- Disabled policy rules—Apply a tag with the date the rules were disabled. If the rules aren’t used within a particular time period, for example, more than one year, the rule is a candidate for deletion. Add aDescriptionto indicate why the rule is disabled and why or when it may need to be enabled, for example, for auditor or contractor access.
- Periodically-used applications—Some applications are only used for quarterly, yearly, or other periodic events. Capture a long enough history of rules that control these types of applications to be sure the applications are no longer in use.
- Ensure that each rule has an appropriate Log Forwarding profile attached.Identify rules without Log Forwarding profiles and add profiles to them ().PoliciesSecurityPolicy OptimizerLog Forwarding for Security Services
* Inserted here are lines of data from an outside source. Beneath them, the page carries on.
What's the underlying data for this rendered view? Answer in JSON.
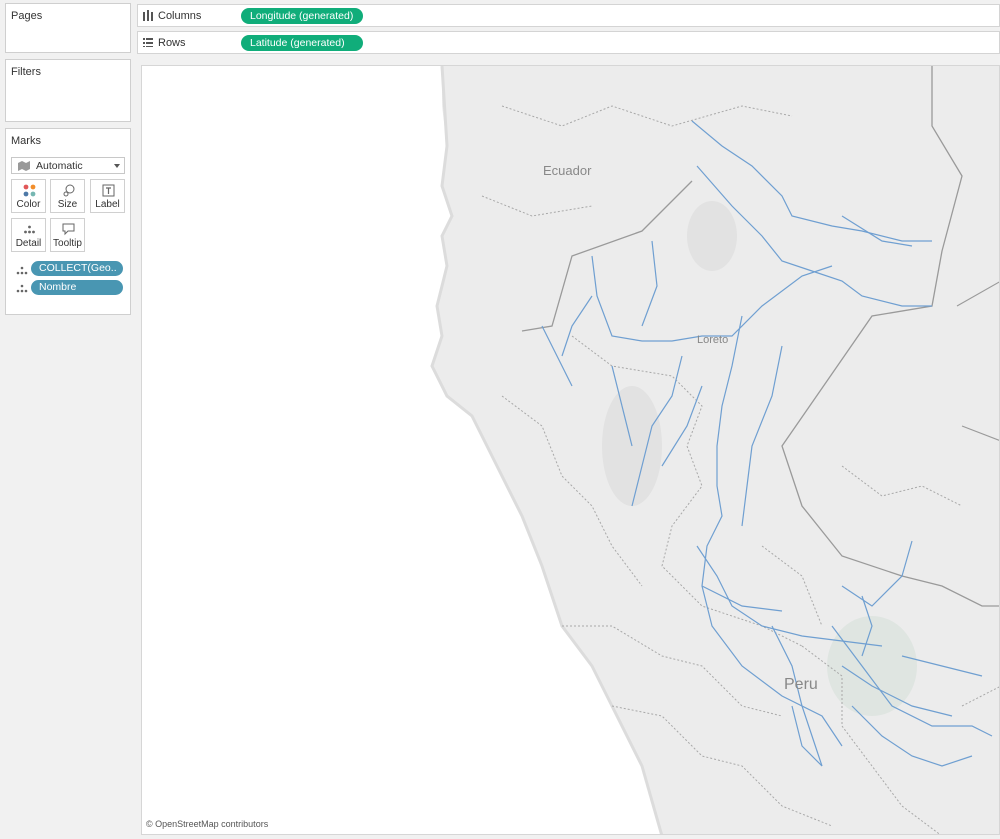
{
  "left_panel": {
    "pages_title": "Pages",
    "filters_title": "Filters",
    "marks_title": "Marks",
    "mark_type": "Automatic",
    "buttons": {
      "color": "Color",
      "size": "Size",
      "label": "Label",
      "detail": "Detail",
      "tooltip": "Tooltip"
    },
    "fields": [
      "COLLECT(Geo..",
      "Nombre"
    ]
  },
  "shelves": {
    "columns_label": "Columns",
    "columns_pill": "Longitude (generated)",
    "rows_label": "Rows",
    "rows_pill": "Latitude (generated)"
  },
  "map": {
    "labels": {
      "ecuador": "Ecuador",
      "loreto": "Loreto",
      "peru": "Peru"
    },
    "attribution": "© OpenStreetMap contributors",
    "colors": {
      "land": "#ececec",
      "water": "#ffffff",
      "rivers": "#6f9fd1",
      "borders": "#9a9a9a"
    }
  },
  "colors": {
    "shelf_pill": "#10ad7a",
    "field_pill": "#4996b2"
  }
}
- Convert broad rules based on application filters into narrow rules based on application groups.Use Rule Usage statistics to understand how rules are used and use Policy Optimizer to add applications to application groups (PAN-OS 10.1 and later; for PAN-OS 10.0 and earlier, add applications to application groups in) and create tighter rules.ObjectsApplication GroupsThe end goal is to allow only the applications you sanction instead of allowing a broader range of applications that match an application filter. Use application filters to discover applications on your network and block broad subcategories of applications, and use application groups to specify the exact applications you want to allow. To convert application filter based rules into application group based rules using Policy Optimizer:
- Examine the applications that match rules based on application filters and decide which applications you want to allow.
- After you move applications from rules based on application filters to rules based on application groups, select those rules in Policy Optimizer andReset Rule Hit Counter. This resets theDays with no new appscounter so you can see when new applications match those application filter based rules.
- Monitor rules based on application filters until theDays with no new appscounter reaches a threshold that indicates a rule is no longer seeing new applications. The threshold depends on your environment and the types of applications the application filter matches. Take into account applications used only at certain periods, such as quarterly or annual events, and leave the filter in place long enough to see those applications so you can add them to the appropriate application groups. If the application filter rule matches no applications that you want on your network, disable or delete the rule, depending on your enterprise’s policy.
- Review and update Security policy rules as new applications enter your environment.